The Final Verdict
The Cruelest Month by Louise Penny continues in the wonderful stride set by the two previous novels in A Chief Inspector Gamache Mystery series, once again mixing a complex and enthralling murder mystery with excellent character development set in the ever-intriguing village of Three Pines.
If you’ve enjoyed the previous novels, or are looking for a powerful investigative mystery with a classic feel to it, then I strongly recommend you check this novel out.
Louise Penny is a Canadian author who has taken to writing mystery novels where the events unfold in the province of Quebec, following the inspector Armand Gamache.
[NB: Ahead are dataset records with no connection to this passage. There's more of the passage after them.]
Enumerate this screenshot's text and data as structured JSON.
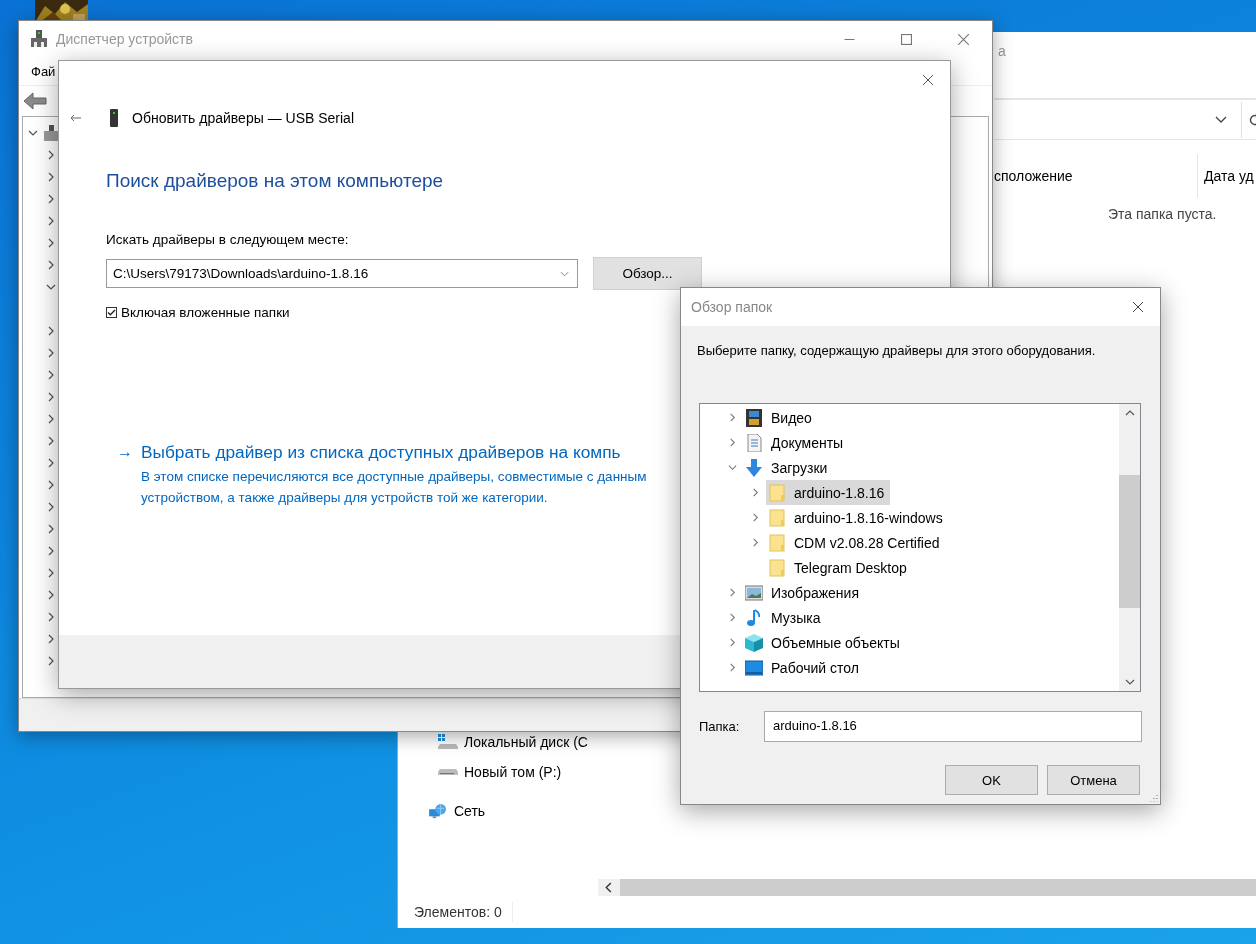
{
  "explorer": {
    "title_fragment": "а",
    "columns": [
      "сположение",
      "Дата уд"
    ],
    "empty_message": "Эта папка пуста.",
    "nav_items": [
      {
        "kind": "drive-windows",
        "label": "Локальный диск (C"
      },
      {
        "kind": "drive",
        "label": "Новый том (P:)"
      },
      {
        "kind": "network",
        "label": "Сеть"
      }
    ],
    "status": "Элементов: 0"
  },
  "device_manager": {
    "title": "Диспетчер устройств",
    "menu": [
      "Фай"
    ],
    "tree": [
      {
        "kind": "computer",
        "expanded": true,
        "children": [
          {
            "kind": "group",
            "expanded": false
          },
          {
            "kind": "group",
            "expanded": false
          },
          {
            "kind": "group",
            "expanded": false
          },
          {
            "kind": "group",
            "expanded": false
          },
          {
            "kind": "group",
            "expanded": false
          },
          {
            "kind": "group",
            "expanded": false
          },
          {
            "kind": "group",
            "expanded": true
          },
          {
            "kind": "group",
            "expanded": false
          },
          {
            "kind": "group",
            "expanded": false
          },
          {
            "kind": "group",
            "expanded": false
          },
          {
            "kind": "group",
            "expanded": false
          },
          {
            "kind": "group",
            "expanded": false
          },
          {
            "kind": "group",
            "expanded": false
          },
          {
            "kind": "group",
            "expanded": false
          },
          {
            "kind": "group",
            "expanded": false
          },
          {
            "kind": "group",
            "expanded": false
          },
          {
            "kind": "group",
            "expanded": false
          },
          {
            "kind": "group",
            "expanded": false
          },
          {
            "kind": "group",
            "expanded": false
          },
          {
            "kind": "group",
            "expanded": false
          },
          {
            "kind": "group",
            "expanded": false
          },
          {
            "kind": "group",
            "expanded": false
          },
          {
            "kind": "group",
            "expanded": false
          }
        ]
      }
    ]
  },
  "update_dialog": {
    "title": "Обновить драйверы — USB Serial",
    "heading": "Поиск драйверов на этом компьютере",
    "location_label": "Искать драйверы в следующем месте:",
    "location_value": "C:\\Users\\79173\\Downloads\\arduino-1.8.16",
    "browse_button": "Обзор...",
    "include_subfolders": {
      "label": "Включая вложенные папки",
      "checked": true
    },
    "link_arrow": "→",
    "link": "Выбрать драйвер из списка доступных драйверов на компь",
    "link_description": "В этом списке перечисляются все доступные драйверы, совместимые с данным устройством, а также драйверы для устройств той же категории."
  },
  "browse_dialog": {
    "title": "Обзор папок",
    "instruction": "Выберите папку, содержащую драйверы для этого оборудования.",
    "tree": [
      {
        "kind": "video",
        "label": "Видео",
        "expanded": false,
        "selected": false
      },
      {
        "kind": "documents",
        "label": "Документы",
        "expanded": false,
        "selected": false
      },
      {
        "kind": "downloads",
        "label": "Загрузки",
        "expanded": true,
        "selected": false,
        "children": [
          {
            "kind": "folder",
            "label": "arduino-1.8.16",
            "expanded": false,
            "selected": true
          },
          {
            "kind": "folder",
            "label": "arduino-1.8.16-windows",
            "expanded": false,
            "selected": false
          },
          {
            "kind": "folder",
            "label": "CDM v2.08.28 Certified",
            "expanded": false,
            "selected": false
          },
          {
            "kind": "folder-leaf",
            "label": "Telegram Desktop",
            "selected": false
          }
        ]
      },
      {
        "kind": "pictures",
        "label": "Изображения",
        "expanded": false,
        "selected": false
      },
      {
        "kind": "music",
        "label": "Музыка",
        "expanded": false,
        "selected": false
      },
      {
        "kind": "objects3d",
        "label": "Объемные объекты",
        "expanded": false,
        "selected": false
      },
      {
        "kind": "desktop",
        "label": "Рабочий стол",
        "expanded": false,
        "selected": false
      }
    ],
    "folder_label": "Папка:",
    "folder_value": "arduino-1.8.16",
    "buttons": [
      "OK",
      "Отмена"
    ]
  }
}
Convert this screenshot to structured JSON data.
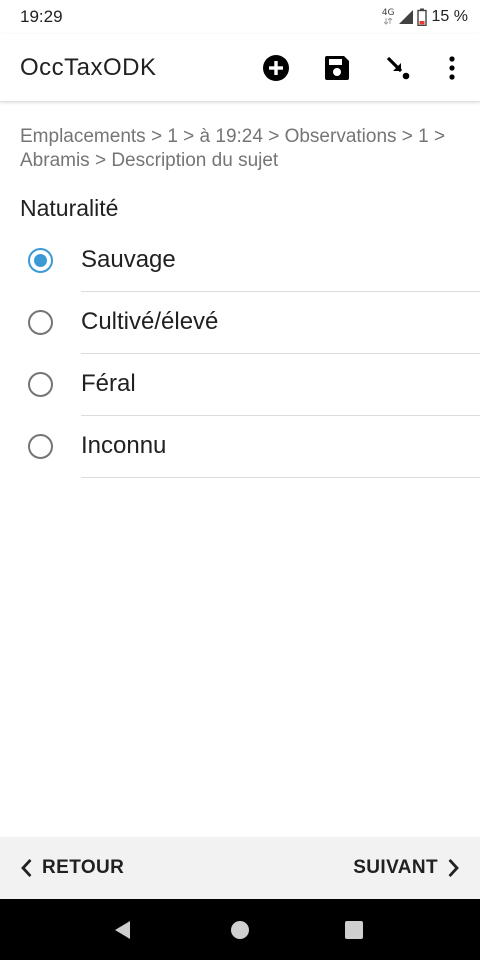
{
  "status_bar": {
    "time": "19:29",
    "network": "4G",
    "battery": "15 %"
  },
  "app_bar": {
    "title": "OccTaxODK",
    "actions": [
      {
        "icon": "add-circle-icon"
      },
      {
        "icon": "save-icon"
      },
      {
        "icon": "jump-to-icon"
      },
      {
        "icon": "more-vert-icon"
      }
    ]
  },
  "form": {
    "breadcrumb": "Emplacements > 1 > à 19:24 > Observations > 1 > Abramis > Description du sujet",
    "question": "Naturalité",
    "selected_index": 0,
    "options": [
      {
        "label": "Sauvage",
        "selected": true
      },
      {
        "label": "Cultivé/élevé",
        "selected": false
      },
      {
        "label": "Féral",
        "selected": false
      },
      {
        "label": "Inconnu",
        "selected": false
      }
    ]
  },
  "navigation": {
    "back_label": "RETOUR",
    "next_label": "SUIVANT"
  },
  "colors": {
    "accent": "#3b9ad6",
    "nav_background": "#f2f2f2",
    "system_nav": "#000000"
  }
}
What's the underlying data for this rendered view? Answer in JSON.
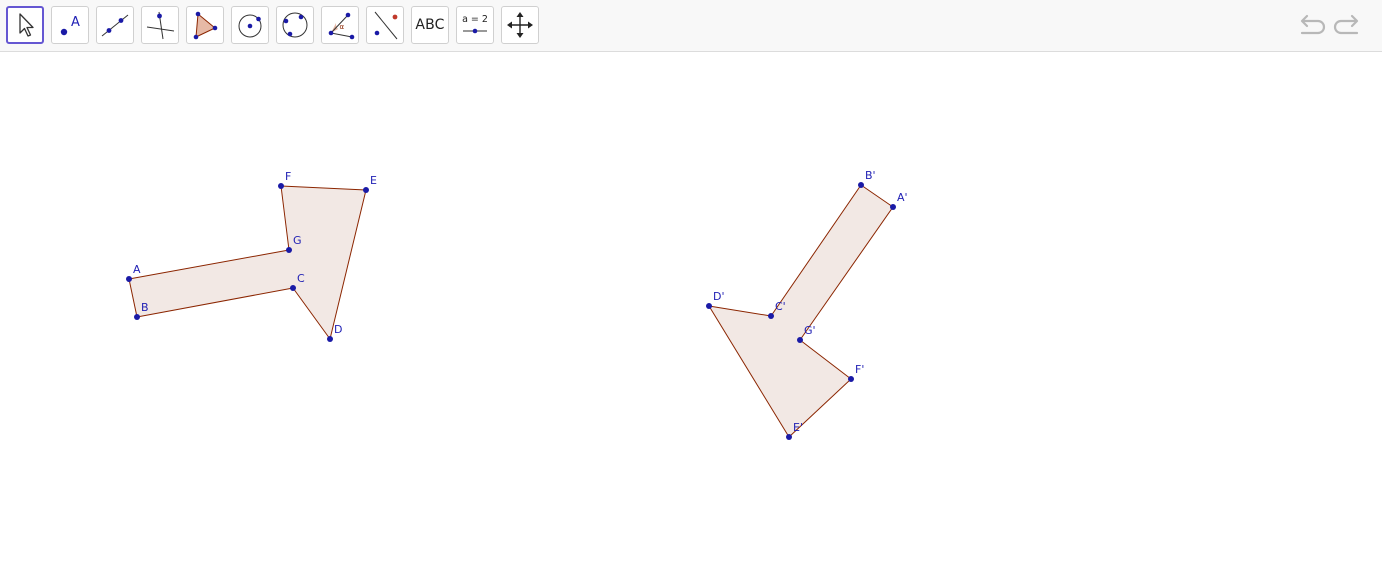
{
  "toolbar": {
    "tools": [
      {
        "id": "move",
        "icon": "arrow-pointer-icon",
        "active": true
      },
      {
        "id": "point",
        "icon": "point-icon",
        "label": "A"
      },
      {
        "id": "line",
        "icon": "line-through-points-icon"
      },
      {
        "id": "perpendicular",
        "icon": "perpendicular-line-icon"
      },
      {
        "id": "polygon",
        "icon": "polygon-icon"
      },
      {
        "id": "circle-center-point",
        "icon": "circle-center-point-icon"
      },
      {
        "id": "circle-three-points",
        "icon": "circle-three-points-icon"
      },
      {
        "id": "angle",
        "icon": "angle-icon",
        "label": "α"
      },
      {
        "id": "reflect",
        "icon": "reflect-about-line-icon"
      },
      {
        "id": "text",
        "icon": "text-tool-icon",
        "label": "ABC"
      },
      {
        "id": "slider",
        "icon": "slider-icon",
        "label": "a = 2"
      },
      {
        "id": "move-graphics",
        "icon": "move-graphics-view-icon"
      }
    ],
    "undo": {
      "icon": "undo-icon"
    },
    "redo": {
      "icon": "redo-icon"
    }
  },
  "colors": {
    "accent": "#6557d2",
    "polygon_fill": "#f2e8e4",
    "polygon_stroke": "#8b2500",
    "point_fill": "#1a1aa6",
    "label": "#1f1fb4"
  },
  "polygon_original": {
    "points": [
      {
        "name": "A"
      },
      {
        "name": "B"
      },
      {
        "name": "C"
      },
      {
        "name": "D"
      },
      {
        "name": "E"
      },
      {
        "name": "F"
      },
      {
        "name": "G"
      }
    ]
  },
  "polygon_image": {
    "points": [
      {
        "name": "A'"
      },
      {
        "name": "B'"
      },
      {
        "name": "C'"
      },
      {
        "name": "D'"
      },
      {
        "name": "E'"
      },
      {
        "name": "F'"
      },
      {
        "name": "G'"
      }
    ]
  }
}
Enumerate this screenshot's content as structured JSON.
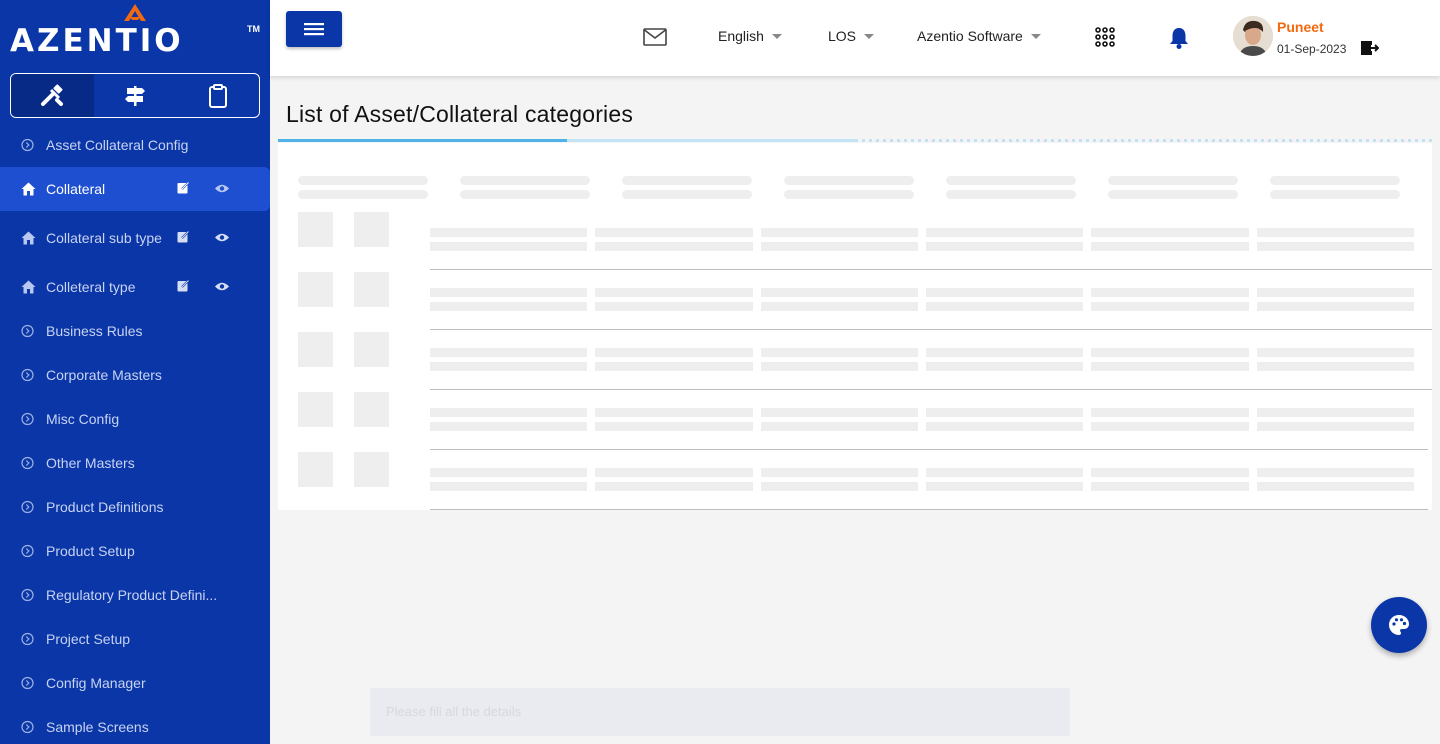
{
  "brand": {
    "name": "AZENTIO",
    "tm": "TM"
  },
  "sidebar": {
    "items": [
      {
        "label": "Asset Collateral Config"
      },
      {
        "label": "Collateral"
      },
      {
        "label": "Collateral sub type"
      },
      {
        "label": "Colleteral type"
      },
      {
        "label": "Business Rules"
      },
      {
        "label": "Corporate Masters"
      },
      {
        "label": "Misc Config"
      },
      {
        "label": "Other Masters"
      },
      {
        "label": "Product Definitions"
      },
      {
        "label": "Product Setup"
      },
      {
        "label": "Regulatory Product Defini..."
      },
      {
        "label": "Project Setup"
      },
      {
        "label": "Config Manager"
      },
      {
        "label": "Sample Screens"
      }
    ]
  },
  "header": {
    "language": "English",
    "module": "LOS",
    "company": "Azentio Software",
    "user_name": "Puneet",
    "date": "01-Sep-2023"
  },
  "main": {
    "title": "List of Asset/Collateral categories"
  },
  "toast": {
    "text": "Please fill all the details"
  },
  "colors": {
    "primary": "#0a36a8",
    "active": "#1e4fd1",
    "accent": "#f26a10",
    "progress": "#4fb3e8"
  }
}
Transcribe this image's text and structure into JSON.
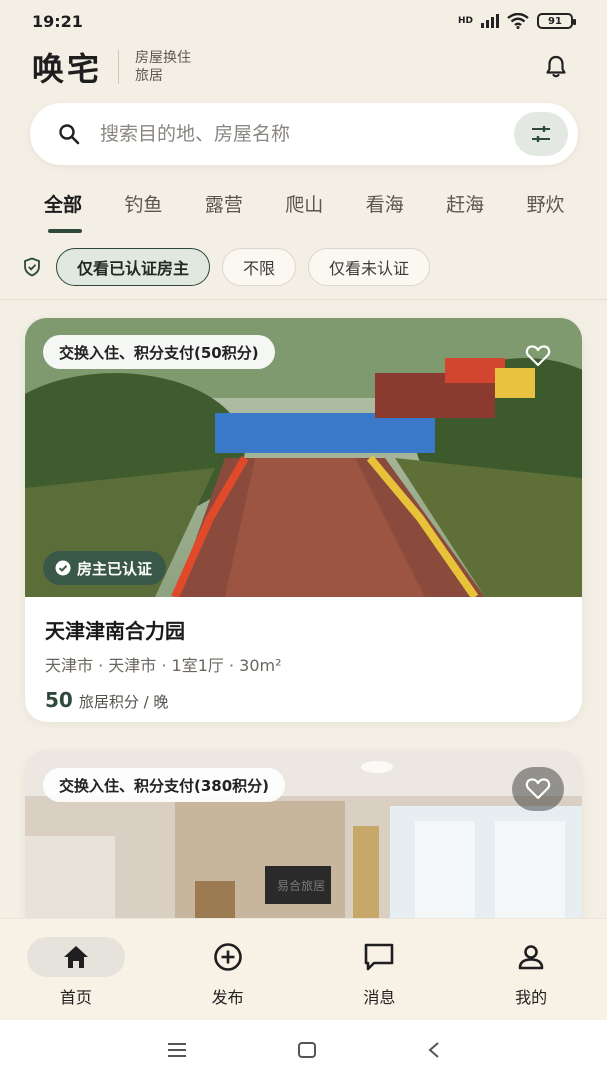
{
  "status_bar": {
    "time": "19:21",
    "battery": "91",
    "network": "HD"
  },
  "header": {
    "logo": "唤宅",
    "tagline_line1": "房屋换住",
    "tagline_line2": "旅居"
  },
  "search": {
    "placeholder": "搜索目的地、房屋名称"
  },
  "tabs": [
    "全部",
    "钓鱼",
    "露营",
    "爬山",
    "看海",
    "赶海",
    "野炊"
  ],
  "verify_filters": {
    "options": [
      "仅看已认证房主",
      "不限",
      "仅看未认证"
    ],
    "selected": "仅看已认证房主"
  },
  "listings": [
    {
      "badge": "交换入住、积分支付(50积分)",
      "verified_label": "房主已认证",
      "title": "天津津南合力园",
      "subtitle": "天津市 · 天津市 · 1室1厅 · 30m²",
      "price": "50",
      "price_unit": "旅居积分 / 晚"
    },
    {
      "badge": "交换入住、积分支付(380积分)",
      "watermark": "易合旅居"
    }
  ],
  "bottom_nav": [
    {
      "label": "首页",
      "icon": "home-icon",
      "active": true
    },
    {
      "label": "发布",
      "icon": "add-circle-icon",
      "active": false
    },
    {
      "label": "消息",
      "icon": "message-icon",
      "active": false
    },
    {
      "label": "我的",
      "icon": "profile-icon",
      "active": false
    }
  ],
  "colors": {
    "accent": "#2f4a3c",
    "background": "#f4efe5",
    "verified_badge": "#3a5848"
  }
}
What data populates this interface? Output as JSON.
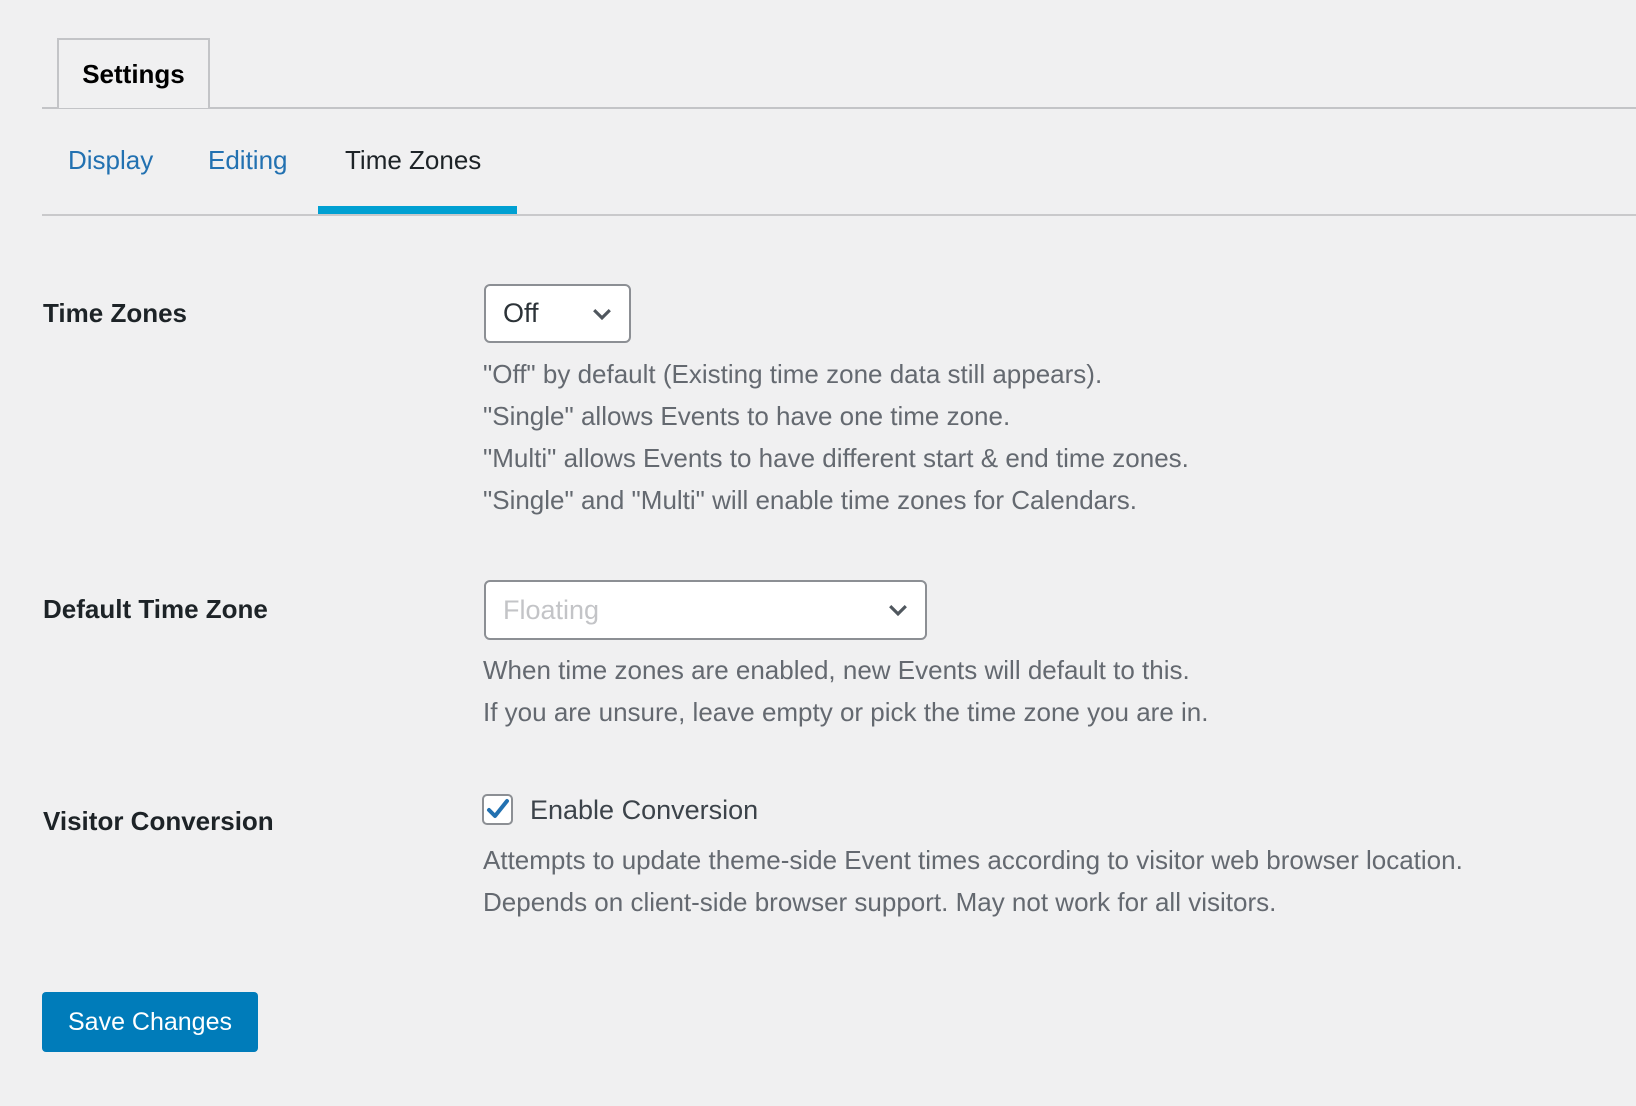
{
  "top_tab": {
    "label": "Settings"
  },
  "sub_tabs": [
    {
      "label": "Display",
      "active": false
    },
    {
      "label": "Editing",
      "active": false
    },
    {
      "label": "Time Zones",
      "active": true
    }
  ],
  "fields": {
    "time_zones": {
      "label": "Time Zones",
      "value": "Off",
      "description": [
        "\"Off\" by default (Existing time zone data still appears).",
        "\"Single\" allows Events to have one time zone.",
        "\"Multi\" allows Events to have different start & end time zones.",
        "\"Single\" and \"Multi\" will enable time zones for Calendars."
      ]
    },
    "default_time_zone": {
      "label": "Default Time Zone",
      "placeholder": "Floating",
      "description": [
        "When time zones are enabled, new Events will default to this.",
        "If you are unsure, leave empty or pick the time zone you are in."
      ]
    },
    "visitor_conversion": {
      "label": "Visitor Conversion",
      "checkbox_label": "Enable Conversion",
      "checked": true,
      "description": [
        "Attempts to update theme-side Event times according to visitor web browser location.",
        "Depends on client-side browser support. May not work for all visitors."
      ]
    }
  },
  "save_button": {
    "label": "Save Changes"
  },
  "colors": {
    "accent": "#00a0d2",
    "link": "#2271b1",
    "primary_button": "#007cba",
    "background": "#f0f0f1"
  }
}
Some of her better-known novels include Still Life which earned her the 2005 New Blood Dagger Award, A Fatal Grace which was the winner of the 2007 Agatha Award, as well as six additional Agatha Christie awards to this day.